Lesson No. 3: The city of Austin and other governmental entities have steadfastly refused to measure the impacts of gentrification. For example, a major consequence of gentrification is eviction — both formal and informal.
According to Travis County data, 7,745 eviction petitions were filed in Travis County in fiscal year 2015. Approximately 55 percent (4,235) of the petitions filed resulted in an eviction judgment. Thirty-five percent (1,477) of eviction judgments resulted in a writ of possession. Of the ZIP codes analyzed, 78741 in Southeast Austin contained the most eviction petitions (1,037), judgments (592) and writs of possession (150). Note that these numbers only refer to formal eviction proceedings, meaning that a landlord filed an eviction petition. These numbers do not include informal evictions, where a tenant left voluntarily after being told to vacate, or where a landlord changed the locks, removed a front door or placed a tenant’s furniture and belongings on the curb.

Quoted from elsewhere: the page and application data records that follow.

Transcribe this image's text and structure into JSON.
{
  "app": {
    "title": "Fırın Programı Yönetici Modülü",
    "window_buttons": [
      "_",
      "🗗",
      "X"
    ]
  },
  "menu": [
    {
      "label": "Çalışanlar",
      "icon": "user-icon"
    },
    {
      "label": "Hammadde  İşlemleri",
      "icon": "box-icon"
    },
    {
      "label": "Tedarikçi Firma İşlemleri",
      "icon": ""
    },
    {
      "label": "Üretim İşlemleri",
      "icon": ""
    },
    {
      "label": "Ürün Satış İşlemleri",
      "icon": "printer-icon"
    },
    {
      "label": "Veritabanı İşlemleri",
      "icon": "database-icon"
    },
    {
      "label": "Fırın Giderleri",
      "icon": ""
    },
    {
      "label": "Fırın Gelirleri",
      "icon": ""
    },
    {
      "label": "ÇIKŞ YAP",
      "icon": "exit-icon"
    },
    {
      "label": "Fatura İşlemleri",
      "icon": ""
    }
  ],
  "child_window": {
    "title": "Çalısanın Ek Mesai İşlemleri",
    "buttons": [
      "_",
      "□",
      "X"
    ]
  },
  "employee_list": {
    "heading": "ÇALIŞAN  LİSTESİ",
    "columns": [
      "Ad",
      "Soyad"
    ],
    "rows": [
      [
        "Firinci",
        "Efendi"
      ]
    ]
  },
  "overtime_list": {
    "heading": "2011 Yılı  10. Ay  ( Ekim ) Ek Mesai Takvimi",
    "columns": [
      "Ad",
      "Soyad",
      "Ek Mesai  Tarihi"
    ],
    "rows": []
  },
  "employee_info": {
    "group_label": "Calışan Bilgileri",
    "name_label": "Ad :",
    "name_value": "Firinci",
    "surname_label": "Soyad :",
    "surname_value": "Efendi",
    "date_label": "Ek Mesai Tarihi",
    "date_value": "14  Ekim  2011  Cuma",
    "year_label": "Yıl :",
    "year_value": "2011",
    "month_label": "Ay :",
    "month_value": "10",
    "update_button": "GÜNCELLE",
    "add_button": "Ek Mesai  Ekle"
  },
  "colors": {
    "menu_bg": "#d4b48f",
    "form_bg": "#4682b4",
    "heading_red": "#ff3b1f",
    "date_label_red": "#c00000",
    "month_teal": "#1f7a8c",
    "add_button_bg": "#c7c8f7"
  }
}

How many evictions take place in Austin per month? We have no official statistics, but the Austin Tenants Council has stated that it fields about 50 phone calls per month from concerned Austinites seeking help and information. When combined with people seeking assistance in person, the number is even higher. Add to this the accelerating displacement of families from mobile home parks — a population often not reflected in official real estate statistics — and the scope and scale of involuntary residential displacement in Austin begins to look unsettling and alarming.
ALBERTA PHILLIPS: Why East Austin article inflamed, hurt Latinos and African-Americans.
You cannot fix what you refuse to properly measure. Do our elected officials receive monthly reports or briefings on the number of evictions in Austin? Are they made aware of the number of individuals and families that are made homeless by our real estate practices? What impact are high utility bills and property taxes having on people and families, not just the economy? These are questions for which there are answers. A refusal to ask them or to ask them properly is to continue to evade responsibility.
A final lesson: CodeNext should be seen in historical perspective. Our city’s recent history has been characterized by large-scale residential displacement of the pigmented and poor — and neoliberal worship of market economics. Over this recent history, identity politics and charity have covered up what should have been a sober discussion about who the actual political winners and losers are in our city that would have gone well beyond facile “quality-of-life” concerns.
If we are to truly defeat gentrification, we must have that conversation.